Dataset items
○ ○ ○ ○
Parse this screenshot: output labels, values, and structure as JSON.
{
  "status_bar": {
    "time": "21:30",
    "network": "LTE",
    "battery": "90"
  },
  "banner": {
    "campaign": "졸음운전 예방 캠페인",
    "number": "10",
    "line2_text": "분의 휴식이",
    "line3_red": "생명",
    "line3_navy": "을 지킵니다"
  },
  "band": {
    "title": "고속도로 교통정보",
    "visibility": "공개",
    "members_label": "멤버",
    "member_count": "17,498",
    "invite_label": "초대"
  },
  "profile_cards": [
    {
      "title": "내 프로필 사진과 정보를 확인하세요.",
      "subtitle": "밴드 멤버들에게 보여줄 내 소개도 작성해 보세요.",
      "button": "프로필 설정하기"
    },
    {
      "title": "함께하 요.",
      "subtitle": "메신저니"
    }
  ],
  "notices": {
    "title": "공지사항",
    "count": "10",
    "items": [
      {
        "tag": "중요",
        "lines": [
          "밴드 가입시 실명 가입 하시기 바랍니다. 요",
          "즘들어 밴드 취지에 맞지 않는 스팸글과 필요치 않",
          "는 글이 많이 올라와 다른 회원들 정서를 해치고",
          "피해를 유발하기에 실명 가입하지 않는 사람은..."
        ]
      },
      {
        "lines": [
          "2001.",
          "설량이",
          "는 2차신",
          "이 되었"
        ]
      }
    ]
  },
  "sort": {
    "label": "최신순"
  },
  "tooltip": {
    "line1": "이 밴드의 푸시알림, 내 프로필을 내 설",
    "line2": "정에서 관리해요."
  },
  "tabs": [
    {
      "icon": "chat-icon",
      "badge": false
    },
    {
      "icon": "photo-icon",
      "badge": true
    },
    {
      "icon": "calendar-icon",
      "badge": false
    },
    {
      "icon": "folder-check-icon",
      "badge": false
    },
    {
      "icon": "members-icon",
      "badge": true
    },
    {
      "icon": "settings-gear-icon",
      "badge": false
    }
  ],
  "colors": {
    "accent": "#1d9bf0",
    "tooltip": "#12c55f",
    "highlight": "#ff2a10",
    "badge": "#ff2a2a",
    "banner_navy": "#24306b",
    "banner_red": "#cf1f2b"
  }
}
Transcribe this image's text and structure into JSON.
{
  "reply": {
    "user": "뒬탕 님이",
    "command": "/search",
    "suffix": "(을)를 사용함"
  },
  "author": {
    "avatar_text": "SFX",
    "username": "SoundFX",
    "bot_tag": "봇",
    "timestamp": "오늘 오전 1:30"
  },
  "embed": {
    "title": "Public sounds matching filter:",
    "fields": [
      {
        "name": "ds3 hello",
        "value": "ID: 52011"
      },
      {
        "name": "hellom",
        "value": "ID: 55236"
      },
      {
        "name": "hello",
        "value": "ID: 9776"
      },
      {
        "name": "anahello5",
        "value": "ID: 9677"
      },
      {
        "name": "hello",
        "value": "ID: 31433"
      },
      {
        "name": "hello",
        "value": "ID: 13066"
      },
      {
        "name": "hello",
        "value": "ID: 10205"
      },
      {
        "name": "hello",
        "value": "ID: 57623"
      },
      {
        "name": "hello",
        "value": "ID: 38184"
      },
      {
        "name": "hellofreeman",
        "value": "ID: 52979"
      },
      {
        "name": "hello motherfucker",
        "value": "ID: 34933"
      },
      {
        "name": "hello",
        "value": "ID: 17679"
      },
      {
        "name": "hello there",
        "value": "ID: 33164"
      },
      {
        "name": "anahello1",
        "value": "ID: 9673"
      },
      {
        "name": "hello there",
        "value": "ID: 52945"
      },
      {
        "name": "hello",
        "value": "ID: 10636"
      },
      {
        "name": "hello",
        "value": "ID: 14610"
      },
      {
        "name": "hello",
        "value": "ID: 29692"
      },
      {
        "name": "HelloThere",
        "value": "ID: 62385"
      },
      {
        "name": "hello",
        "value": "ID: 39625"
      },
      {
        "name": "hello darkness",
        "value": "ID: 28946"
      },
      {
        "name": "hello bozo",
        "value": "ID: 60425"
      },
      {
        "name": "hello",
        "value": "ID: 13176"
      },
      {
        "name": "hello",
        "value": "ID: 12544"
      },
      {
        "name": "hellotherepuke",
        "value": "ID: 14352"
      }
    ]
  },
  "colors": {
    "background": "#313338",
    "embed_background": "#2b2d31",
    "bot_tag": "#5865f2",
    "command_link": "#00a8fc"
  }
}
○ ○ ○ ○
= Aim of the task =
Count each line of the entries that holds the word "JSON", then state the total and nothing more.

= Output for this task =
2